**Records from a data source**
╭──

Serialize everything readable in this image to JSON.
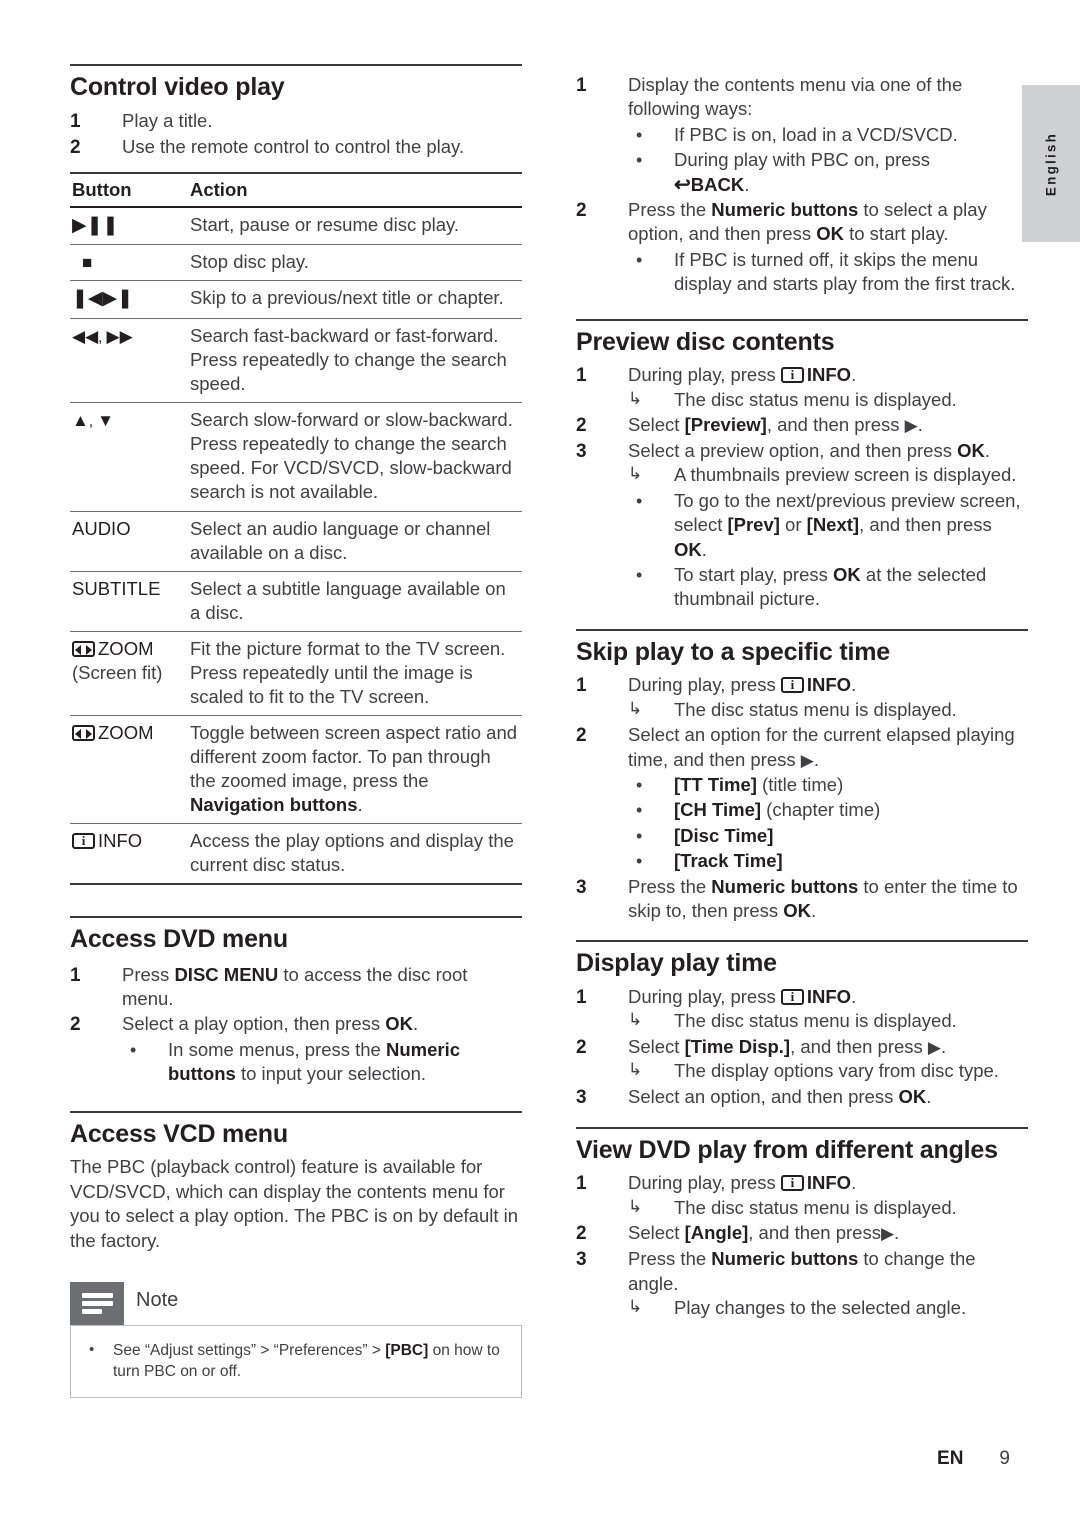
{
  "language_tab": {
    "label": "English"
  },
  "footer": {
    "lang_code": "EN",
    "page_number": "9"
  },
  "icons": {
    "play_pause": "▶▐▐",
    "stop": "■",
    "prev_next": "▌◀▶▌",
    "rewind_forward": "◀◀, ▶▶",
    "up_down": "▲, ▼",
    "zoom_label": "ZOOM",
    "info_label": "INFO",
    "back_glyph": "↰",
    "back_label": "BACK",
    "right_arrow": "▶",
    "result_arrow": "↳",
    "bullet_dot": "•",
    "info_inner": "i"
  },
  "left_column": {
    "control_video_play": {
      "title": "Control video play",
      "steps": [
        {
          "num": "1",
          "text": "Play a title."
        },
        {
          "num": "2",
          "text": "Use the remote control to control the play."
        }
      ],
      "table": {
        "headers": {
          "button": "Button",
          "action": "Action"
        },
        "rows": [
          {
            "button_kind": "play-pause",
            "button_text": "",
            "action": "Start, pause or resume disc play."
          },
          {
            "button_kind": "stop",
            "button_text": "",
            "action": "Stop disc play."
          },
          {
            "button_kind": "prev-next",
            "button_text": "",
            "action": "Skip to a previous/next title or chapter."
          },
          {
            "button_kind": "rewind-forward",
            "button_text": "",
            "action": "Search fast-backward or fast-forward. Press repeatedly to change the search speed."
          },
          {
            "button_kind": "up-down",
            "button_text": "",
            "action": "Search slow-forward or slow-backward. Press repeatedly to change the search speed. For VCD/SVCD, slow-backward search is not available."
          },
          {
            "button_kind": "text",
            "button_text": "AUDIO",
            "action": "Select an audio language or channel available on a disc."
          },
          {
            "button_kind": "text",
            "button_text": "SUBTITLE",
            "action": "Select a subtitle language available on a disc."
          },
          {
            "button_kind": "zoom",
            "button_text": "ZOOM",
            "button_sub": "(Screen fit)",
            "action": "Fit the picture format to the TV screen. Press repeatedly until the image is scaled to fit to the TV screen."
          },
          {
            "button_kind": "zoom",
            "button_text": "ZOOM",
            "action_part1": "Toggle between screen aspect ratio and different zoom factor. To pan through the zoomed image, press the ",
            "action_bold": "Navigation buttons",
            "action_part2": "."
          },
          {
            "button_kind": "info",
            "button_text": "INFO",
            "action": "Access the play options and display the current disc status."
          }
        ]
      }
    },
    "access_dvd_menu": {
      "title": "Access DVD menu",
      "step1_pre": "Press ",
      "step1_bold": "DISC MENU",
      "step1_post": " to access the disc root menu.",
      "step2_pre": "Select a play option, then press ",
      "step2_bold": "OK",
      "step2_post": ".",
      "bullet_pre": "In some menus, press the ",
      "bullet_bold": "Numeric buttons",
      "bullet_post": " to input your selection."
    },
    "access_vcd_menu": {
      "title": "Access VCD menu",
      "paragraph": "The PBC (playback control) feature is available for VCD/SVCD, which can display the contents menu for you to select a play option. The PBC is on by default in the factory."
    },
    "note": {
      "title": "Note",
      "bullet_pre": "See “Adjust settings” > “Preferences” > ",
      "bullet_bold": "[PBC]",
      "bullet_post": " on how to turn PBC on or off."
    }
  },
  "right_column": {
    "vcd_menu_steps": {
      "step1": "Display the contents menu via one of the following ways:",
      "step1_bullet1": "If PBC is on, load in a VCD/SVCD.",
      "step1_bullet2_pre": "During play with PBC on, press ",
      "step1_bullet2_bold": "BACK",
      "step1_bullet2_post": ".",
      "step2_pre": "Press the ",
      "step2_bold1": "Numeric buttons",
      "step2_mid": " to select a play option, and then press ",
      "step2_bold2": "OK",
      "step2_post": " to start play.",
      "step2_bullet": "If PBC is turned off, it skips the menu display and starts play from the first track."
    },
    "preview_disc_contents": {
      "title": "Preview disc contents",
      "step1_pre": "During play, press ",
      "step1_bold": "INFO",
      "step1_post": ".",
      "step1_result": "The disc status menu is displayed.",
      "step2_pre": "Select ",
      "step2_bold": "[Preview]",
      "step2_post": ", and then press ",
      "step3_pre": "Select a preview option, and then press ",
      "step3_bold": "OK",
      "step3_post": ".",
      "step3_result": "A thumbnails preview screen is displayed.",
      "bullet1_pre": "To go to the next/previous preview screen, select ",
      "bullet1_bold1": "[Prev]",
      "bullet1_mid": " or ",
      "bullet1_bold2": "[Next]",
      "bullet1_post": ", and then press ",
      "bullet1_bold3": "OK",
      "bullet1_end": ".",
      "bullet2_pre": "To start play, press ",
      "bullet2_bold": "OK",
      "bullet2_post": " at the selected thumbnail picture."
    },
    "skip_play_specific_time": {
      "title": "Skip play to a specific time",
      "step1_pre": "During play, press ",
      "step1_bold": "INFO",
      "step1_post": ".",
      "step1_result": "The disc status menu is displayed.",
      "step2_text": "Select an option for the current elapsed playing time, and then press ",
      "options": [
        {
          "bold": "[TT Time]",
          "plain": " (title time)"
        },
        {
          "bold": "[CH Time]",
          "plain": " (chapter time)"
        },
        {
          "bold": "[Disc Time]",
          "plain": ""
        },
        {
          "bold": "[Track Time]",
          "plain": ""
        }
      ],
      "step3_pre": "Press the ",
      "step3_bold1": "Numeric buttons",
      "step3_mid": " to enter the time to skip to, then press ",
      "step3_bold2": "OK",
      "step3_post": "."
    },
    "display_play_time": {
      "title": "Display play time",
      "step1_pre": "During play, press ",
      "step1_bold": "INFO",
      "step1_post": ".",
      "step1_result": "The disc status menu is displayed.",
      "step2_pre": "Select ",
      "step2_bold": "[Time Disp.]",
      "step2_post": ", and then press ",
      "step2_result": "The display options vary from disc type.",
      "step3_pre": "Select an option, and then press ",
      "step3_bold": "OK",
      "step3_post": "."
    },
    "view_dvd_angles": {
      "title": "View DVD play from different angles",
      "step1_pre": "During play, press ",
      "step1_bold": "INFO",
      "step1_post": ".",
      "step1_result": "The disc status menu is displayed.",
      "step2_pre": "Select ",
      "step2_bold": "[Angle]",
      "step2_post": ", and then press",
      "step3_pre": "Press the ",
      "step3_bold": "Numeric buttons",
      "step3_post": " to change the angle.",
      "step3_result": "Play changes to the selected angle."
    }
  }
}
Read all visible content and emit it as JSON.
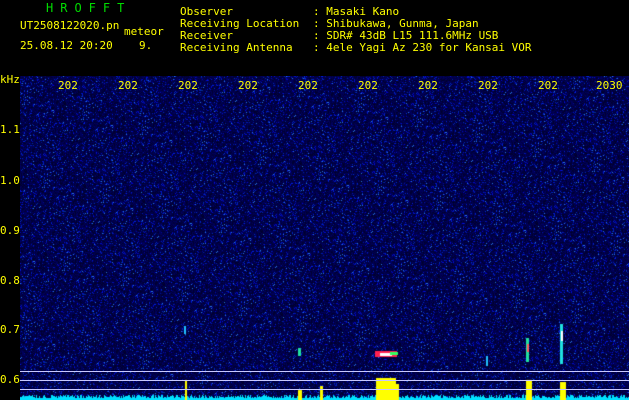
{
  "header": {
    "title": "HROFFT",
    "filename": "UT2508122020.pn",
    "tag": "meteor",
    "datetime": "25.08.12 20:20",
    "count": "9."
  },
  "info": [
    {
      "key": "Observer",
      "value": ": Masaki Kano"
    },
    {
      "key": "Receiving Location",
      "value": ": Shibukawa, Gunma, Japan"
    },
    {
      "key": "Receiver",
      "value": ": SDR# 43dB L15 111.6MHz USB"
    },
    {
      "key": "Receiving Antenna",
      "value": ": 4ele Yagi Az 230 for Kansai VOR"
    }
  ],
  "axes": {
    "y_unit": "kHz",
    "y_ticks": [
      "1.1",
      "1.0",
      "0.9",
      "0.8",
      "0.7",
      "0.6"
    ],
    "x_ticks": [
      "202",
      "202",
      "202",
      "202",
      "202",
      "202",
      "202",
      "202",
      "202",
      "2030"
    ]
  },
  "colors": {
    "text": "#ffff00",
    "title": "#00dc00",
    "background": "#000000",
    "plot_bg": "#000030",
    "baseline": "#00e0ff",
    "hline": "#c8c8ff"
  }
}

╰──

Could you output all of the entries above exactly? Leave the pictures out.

**TASK RESULT**
Serialize everything readable in this image to JSON.
{
  "language_tab": {
    "label": "English"
  },
  "footer": {
    "lang_code": "EN",
    "page_number": "9"
  },
  "icons": {
    "play_pause": "▶▐▐",
    "stop": "■",
    "prev_next": "▌◀▶▌",
    "rewind_forward": "◀◀, ▶▶",
    "up_down": "▲, ▼",
    "zoom_label": "ZOOM",
    "info_label": "INFO",
    "back_glyph": "↰",
    "back_label": "BACK",
    "right_arrow": "▶",
    "result_arrow": "↳",
    "bullet_dot": "•",
    "info_inner": "i"
  },
  "left_column": {
    "control_video_play": {
      "title": "Control video play",
      "steps": [
        {
          "num": "1",
          "text": "Play a title."
        },
        {
          "num": "2",
          "text": "Use the remote control to control the play."
        }
      ],
      "table": {
        "headers": {
          "button": "Button",
          "action": "Action"
        },
        "rows": [
          {
            "button_kind": "play-pause",
            "button_text": "",
            "action": "Start, pause or resume disc play."
          },
          {
            "button_kind": "stop",
            "button_text": "",
            "action": "Stop disc play."
          },
          {
            "button_kind": "prev-next",
            "button_text": "",
            "action": "Skip to a previous/next title or chapter."
          },
          {
            "button_kind": "rewind-forward",
            "button_text": "",
            "action": "Search fast-backward or fast-forward. Press repeatedly to change the search speed."
          },
          {
            "button_kind": "up-down",
            "button_text": "",
            "action": "Search slow-forward or slow-backward. Press repeatedly to change the search speed. For VCD/SVCD, slow-backward search is not available."
          },
          {
            "button_kind": "text",
            "button_text": "AUDIO",
            "action": "Select an audio language or channel available on a disc."
          },
          {
            "button_kind": "text",
            "button_text": "SUBTITLE",
            "action": "Select a subtitle language available on a disc."
          },
          {
            "button_kind": "zoom",
            "button_text": "ZOOM",
            "button_sub": "(Screen fit)",
            "action": "Fit the picture format to the TV screen. Press repeatedly until the image is scaled to fit to the TV screen."
          },
          {
            "button_kind": "zoom",
            "button_text": "ZOOM",
            "action_part1": "Toggle between screen aspect ratio and different zoom factor. To pan through the zoomed image, press the ",
            "action_bold": "Navigation buttons",
            "action_part2": "."
          },
          {
            "button_kind": "info",
            "button_text": "INFO",
            "action": "Access the play options and display the current disc status."
          }
        ]
      }
    },
    "access_dvd_menu": {
      "title": "Access DVD menu",
      "step1_pre": "Press ",
      "step1_bold": "DISC MENU",
      "step1_post": " to access the disc root menu.",
      "step2_pre": "Select a play option, then press ",
      "step2_bold": "OK",
      "step2_post": ".",
      "bullet_pre": "In some menus, press the ",
      "bullet_bold": "Numeric buttons",
      "bullet_post": " to input your selection."
    },
    "access_vcd_menu": {
      "title": "Access VCD menu",
      "paragraph": "The PBC (playback control) feature is available for VCD/SVCD, which can display the contents menu for you to select a play option. The PBC is on by default in the factory."
    },
    "note": {
      "title": "Note",
      "bullet_pre": "See “Adjust settings” > “Preferences” > ",
      "bullet_bold": "[PBC]",
      "bullet_post": " on how to turn PBC on or off."
    }
  },
  "right_column": {
    "vcd_menu_steps": {
      "step1": "Display the contents menu via one of the following ways:",
      "step1_bullet1": "If PBC is on, load in a VCD/SVCD.",
      "step1_bullet2_pre": "During play with PBC on, press ",
      "step1_bullet2_bold": "BACK",
      "step1_bullet2_post": ".",
      "step2_pre": "Press the ",
      "step2_bold1": "Numeric buttons",
      "step2_mid": " to select a play option, and then press ",
      "step2_bold2": "OK",
      "step2_post": " to start play.",
      "step2_bullet": "If PBC is turned off, it skips the menu display and starts play from the first track."
    },
    "preview_disc_contents": {
      "title": "Preview disc contents",
      "step1_pre": "During play, press ",
      "step1_bold": "INFO",
      "step1_post": ".",
      "step1_result": "The disc status menu is displayed.",
      "step2_pre": "Select ",
      "step2_bold": "[Preview]",
      "step2_post": ", and then press ",
      "step3_pre": "Select a preview option, and then press ",
      "step3_bold": "OK",
      "step3_post": ".",
      "step3_result": "A thumbnails preview screen is displayed.",
      "bullet1_pre": "To go to the next/previous preview screen, select ",
      "bullet1_bold1": "[Prev]",
      "bullet1_mid": " or ",
      "bullet1_bold2": "[Next]",
      "bullet1_post": ", and then press ",
      "bullet1_bold3": "OK",
      "bullet1_end": ".",
      "bullet2_pre": "To start play, press ",
      "bullet2_bold": "OK",
      "bullet2_post": " at the selected thumbnail picture."
    },
    "skip_play_specific_time": {
      "title": "Skip play to a specific time",
      "step1_pre": "During play, press ",
      "step1_bold": "INFO",
      "step1_post": ".",
      "step1_result": "The disc status menu is displayed.",
      "step2_text": "Select an option for the current elapsed playing time, and then press ",
      "options": [
        {
          "bold": "[TT Time]",
          "plain": " (title time)"
        },
        {
          "bold": "[CH Time]",
          "plain": " (chapter time)"
        },
        {
          "bold": "[Disc Time]",
          "plain": ""
        },
        {
          "bold": "[Track Time]",
          "plain": ""
        }
      ],
      "step3_pre": "Press the ",
      "step3_bold1": "Numeric buttons",
      "step3_mid": " to enter the time to skip to, then press ",
      "step3_bold2": "OK",
      "step3_post": "."
    },
    "display_play_time": {
      "title": "Display play time",
      "step1_pre": "During play, press ",
      "step1_bold": "INFO",
      "step1_post": ".",
      "step1_result": "The disc status menu is displayed.",
      "step2_pre": "Select ",
      "step2_bold": "[Time Disp.]",
      "step2_post": ", and then press ",
      "step2_result": "The display options vary from disc type.",
      "step3_pre": "Select an option, and then press ",
      "step3_bold": "OK",
      "step3_post": "."
    },
    "view_dvd_angles": {
      "title": "View DVD play from different angles",
      "step1_pre": "During play, press ",
      "step1_bold": "INFO",
      "step1_post": ".",
      "step1_result": "The disc status menu is displayed.",
      "step2_pre": "Select ",
      "step2_bold": "[Angle]",
      "step2_post": ", and then press",
      "step3_pre": "Press the ",
      "step3_bold": "Numeric buttons",
      "step3_post": " to change the angle.",
      "step3_result": "Play changes to the selected angle."
    }
  }
}
Read all visible content and emit it as JSON.
{
  "header": {
    "title": "HROFFT",
    "filename": "UT2508122020.pn",
    "tag": "meteor",
    "datetime": "25.08.12 20:20",
    "count": "9."
  },
  "info": [
    {
      "key": "Observer",
      "value": ": Masaki Kano"
    },
    {
      "key": "Receiving Location",
      "value": ": Shibukawa, Gunma, Japan"
    },
    {
      "key": "Receiver",
      "value": ": SDR# 43dB L15 111.6MHz USB"
    },
    {
      "key": "Receiving Antenna",
      "value": ": 4ele Yagi Az 230 for Kansai VOR"
    }
  ],
  "axes": {
    "y_unit": "kHz",
    "y_ticks": [
      "1.1",
      "1.0",
      "0.9",
      "0.8",
      "0.7",
      "0.6"
    ],
    "x_ticks": [
      "202",
      "202",
      "202",
      "202",
      "202",
      "202",
      "202",
      "202",
      "202",
      "2030"
    ]
  },
  "colors": {
    "text": "#ffff00",
    "title": "#00dc00",
    "background": "#000000",
    "plot_bg": "#000030",
    "baseline": "#00e0ff",
    "hline": "#c8c8ff"
  }
}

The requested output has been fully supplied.